FLIR infrared cameras that the WWF installed in other parks are reducing poaching, Becker reports. One is a reserve that borders Nakuru, Kenya. It has a road that provided poachers with quick access to congregating rhinos, making the animals easier targets. After poachers saw that cameras had been installed along the park’s fence and learned of arrests being made, they stopped going there, Becker says.
“Rangers used to dread being deployed to that park, because they were almost always guaranteed to get into shootouts with the poachers,” Becker says. “Now they have peace of mind because they no longer have that stress. It’s psychological but, by installing the cameras, we have taken that area away from poachers.”
WILDLIFE-LOVING ENGINEERS NEEDED
When Becker joined the WWF in 2016, he was the first conservation engineer the organization had ever hired. He previously worked as an engineering contractor for a variety of organizations including the U.S. Defense Advanced Research Projects Agency, a U.S. Air Force research lab, and the Army’s Special Forces. His background in military projects gave him a familiarity with security systems.
IEEE got him into the conservation field, he said, after a chance meeting he had in 2014 with a WWF representative who gave a presentation at an IEEE event in Washington, D.C., about how drones and robots could be used to benefit society.
“WWF realized the value of having that type of engineer in-house—someone who had a really deep understanding of the technology, who knew what was out there and what would work, but also could bring that technical background to a team that was knowledgeable about the issues but who were not necessarily technologists,” he says.

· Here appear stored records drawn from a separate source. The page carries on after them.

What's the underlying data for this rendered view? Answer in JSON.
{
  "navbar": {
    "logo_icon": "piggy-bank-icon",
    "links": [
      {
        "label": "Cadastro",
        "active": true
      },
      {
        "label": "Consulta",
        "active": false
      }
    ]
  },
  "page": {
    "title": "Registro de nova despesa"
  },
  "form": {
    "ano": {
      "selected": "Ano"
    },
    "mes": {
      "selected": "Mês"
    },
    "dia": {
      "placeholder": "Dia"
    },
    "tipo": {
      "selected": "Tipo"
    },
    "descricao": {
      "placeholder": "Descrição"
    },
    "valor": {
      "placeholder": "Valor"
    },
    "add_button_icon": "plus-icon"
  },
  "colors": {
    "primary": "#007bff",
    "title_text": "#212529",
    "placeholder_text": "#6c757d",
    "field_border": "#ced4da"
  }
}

The WWF could afford to hire him, he adds, in part thanks to a $5 million grant it received from Google in 2012 to fund high-tech monitoring of endangered species.

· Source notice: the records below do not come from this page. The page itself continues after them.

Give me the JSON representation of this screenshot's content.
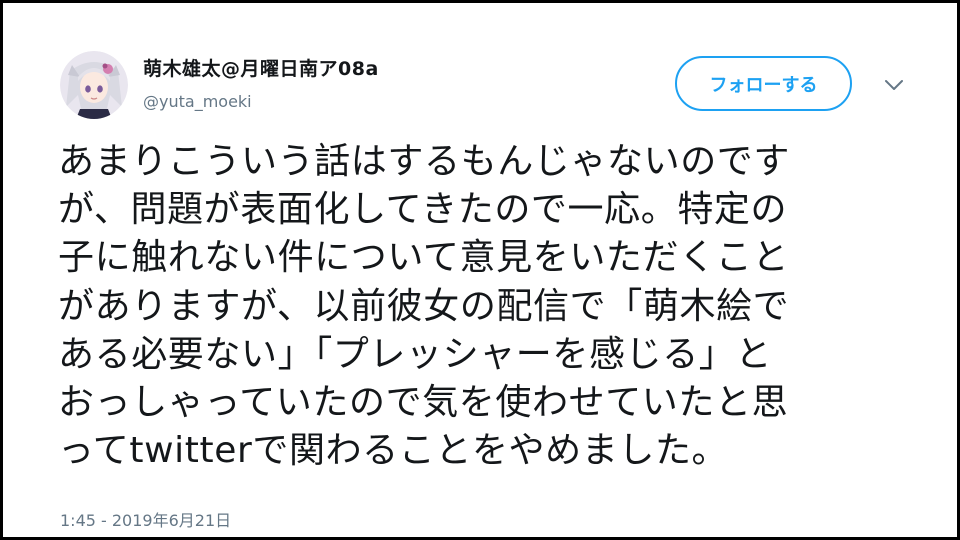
{
  "tweet": {
    "display_name": "萌木雄太@月曜日南ア08a",
    "handle": "@yuta_moeki",
    "follow_label": "フォローする",
    "lines": [
      "あまりこういう話はするもんじゃないのです",
      "が、問題が表面化してきたので一応。特定の",
      "子に触れない件について意見をいただくこと",
      "がありますが、以前彼女の配信で「萌木絵で",
      "ある必要ない」「プレッシャーを感じる」と",
      "おっしゃっていたので気を使わせていたと思",
      "ってtwitterで関わることをやめました。"
    ],
    "timestamp": "1:45 - 2019年6月21日"
  },
  "icons": {
    "avatar": "avatar-anime-girl",
    "menu": "chevron-down-icon"
  },
  "colors": {
    "accent": "#1da1f2",
    "text": "#14171a",
    "muted": "#657786",
    "frame": "#000000"
  }
}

Part of Becker’s job is to visit wildlife preserves and work with the experts on the ground—including rangers, other researchers, park managers, and community leaders—to understand their challenges.
“I need to articulate those challenges into engineering requirements,” he says, “because engineers speak requirements. Then I either develop my own solutions or use off-the-shelf technology that will work in these environments. This is a better use of my skill set and a lot more in line with what I love to do.”
He says he’s one of the few engineers working on technologies to protect wildlife. “It’s really a shame there are not more engineers going into this field,” he says. “There should be a million more like me working to save animals.”
To that end, Becker and others have created the conservation technology website, Wildlabs.net, where conservationists on the ground can post their challenge and engineers can offer solutions.
“There are plenty of areas where engineers who are interested in this type of work can get involved and actually make a meaningful impact,” he says. “We need plenty of creative engineers and computer scientists, because we are just scratching the surface of ways technology can help.”